PROBLEM DETAILS: Repeat the records word for word, excluding any picture.
Segment Open
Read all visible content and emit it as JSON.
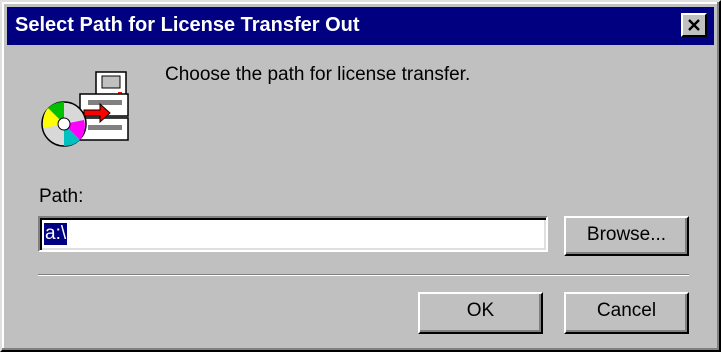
{
  "window": {
    "title": "Select Path for License Transfer Out",
    "close_icon": "close-icon"
  },
  "content": {
    "icon": "disk-transfer-icon",
    "prompt": "Choose the path for license transfer.",
    "path_label": "Path:",
    "path_value": "a:\\"
  },
  "buttons": {
    "browse": "Browse...",
    "ok": "OK",
    "cancel": "Cancel"
  },
  "colors": {
    "titlebar": "#000080",
    "face": "#c0c0c0",
    "selection": "#000080"
  }
}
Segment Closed
RESULT BELOW:
Read all visible content and emit it as JSON.
{
  "window": {
    "title": "Select Path for License Transfer Out",
    "close_icon": "close-icon"
  },
  "content": {
    "icon": "disk-transfer-icon",
    "prompt": "Choose the path for license transfer.",
    "path_label": "Path:",
    "path_value": "a:\\"
  },
  "buttons": {
    "browse": "Browse...",
    "ok": "OK",
    "cancel": "Cancel"
  },
  "colors": {
    "titlebar": "#000080",
    "face": "#c0c0c0",
    "selection": "#000080"
  }
}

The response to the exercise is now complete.